A new study from Aston University, Birmingham, England, found that participants ate an extra fifth of a portion of fruits and vegetables for every portion they thought their social media peers ate. If they believed their friends got their “five a day,” they were likely to eat an extra portion themselves.
Conversely, Facebook users were found to consume an extra portion of unhealthy snack foods and sugary drinks for every three portions they believed their online social circles did. The finding suggests consumers eat around a third more indulgent foods if they think their friends also indulge, according to researchers.
The study, published in the scientific journal Appetite, provides the first evidence that suggests online social circles may implicitly influence eating habits. Those who felt their social circles approved of eating indulgent food ate significantly more themselves, while those who believed their friends ate a healthy diet ate more portions of fruits and vegetables. These perceptions may be formed by seeing friends’ posts about the food and drink they consumed, or from a general impression of their overall health.
“This study suggests we may be influenced by our social peers more than we realize when choosing certain foods,” said Lily Hawkins, a Ph.D. student who co-led the study. “We seem to be subconsciously accounting for how others behave when making our own food choices. The implication is that we can use social media as a tool to ‘nudge’ each other’s eating behavior within friendship groups, and potentially use this knowledge as a tool for public health interventions.”
While social media was found to influence diet, researchers found no link between participants’ eating habits and their body mass index (B.M.I.), a standard measure of healthy weight.

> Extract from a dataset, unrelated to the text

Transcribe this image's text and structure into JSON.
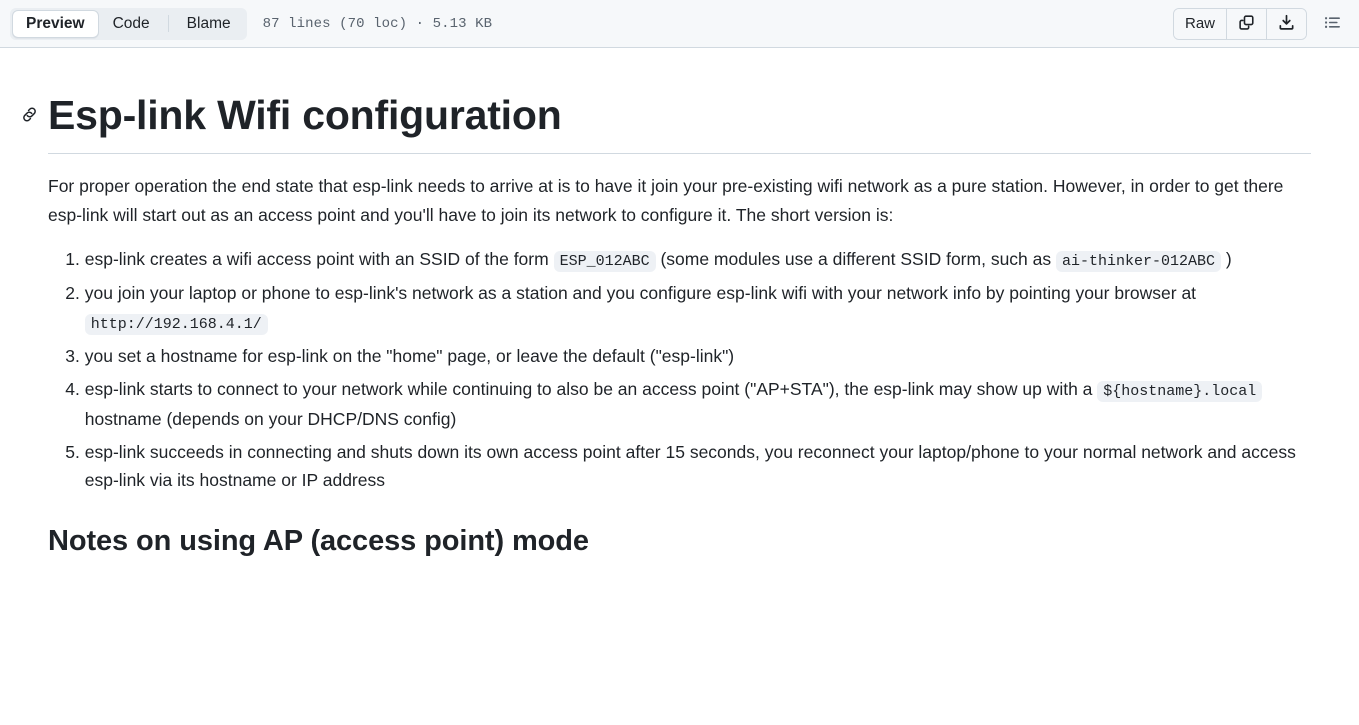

Future research will focus on tracking participants over time to see whether the influence of social media on eating habits has a longer-term impact on health and weight gain.